Investigating the evolution of schizophrenia in humans

Saurabh Srinivasan

Saurabh Srinivasan, MSc

The persistence of schizophrenia in humans has been called an evolutionary enigma. Those affected by this illness have higher mortality, lower fecundity and poor quality of life. With these evolutionary disadvantages, one would expect natural selection to have acted against it but it still affects 1% of global population and has been recorded through much of human history.  Previous studies propose that schizophrenia is a side effect of human evolution and the genes responsible for causing schizophrenia could also have had some evolutionary advantage. Some even propose that schizophrenia is the price we paid for our ability to have language.

The aim of our project is to use evolutionary proxies to investigate if schizophrenia is indeed a by-product of being human. We use proxies from different periods of time which can help give us a timeframe when during the course of evolution, the vulnerability to schizophrenia increased. Schizophrenia is a polygenic disorder, which means that it is caused by a large number of loci with small effects. We therefore employ statistical tools built to study the polygenic architecture of complex human diseases, specifically tweaked to make use of the evolutionary proxies:


  • Neanderthal selective sweep score (NSS): a likelihood index of positive selection after the divergence of human and Neanderthal lines (~ 30,000 years ago). It is obtained by aligning Neanderthal and human genome.
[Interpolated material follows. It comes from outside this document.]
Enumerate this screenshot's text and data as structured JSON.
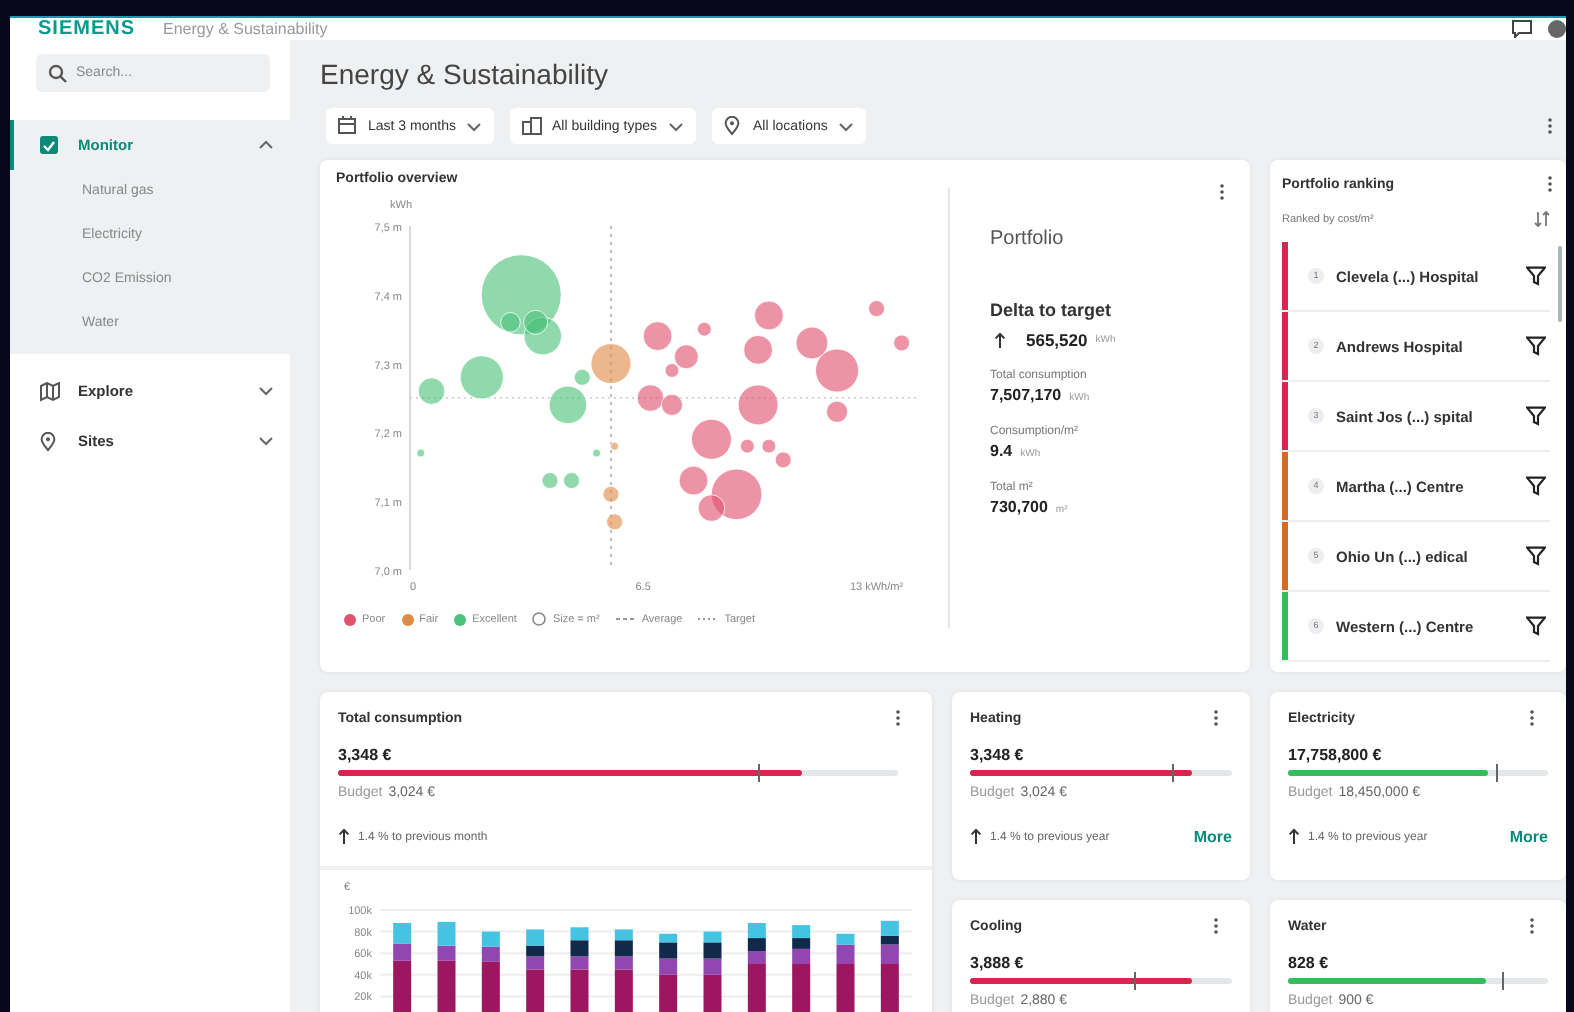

Our recent work, using NSS suggests that SNPs that have undergone recent positive selections in humans are more likely to be associated with schizophrenia compared to those which are older.
  • Human segmental duplication score (HSDs): index of affiliation to duplication events from the time period 4-5 million years ago when the primate branch split between old world monkeys and new world monkeys. The old world monkeys then further evolved to apes and humans and we see an increased segmental duplication in these regions.
  • Ohnolog score: a proxy for evolution events which are even older than segmental duplications (around 500 million years ago) and are whole genome duplication events found all throughout the vertebrate lineage.

These three proxies help us give an estimate of the evolutionary time line of the development of the disease. In addition, the susceptibility variants in these regions can point to genes associated with various phenotypes, including other psychiatric illnesses. In turn, those among these that are related to structure, function and development of brain can help us deduce if schizophrenia is inherently associated with being human.

Publisert 27. apr. 2015 09:45 - Sist endret 29. sep. 2015 10:26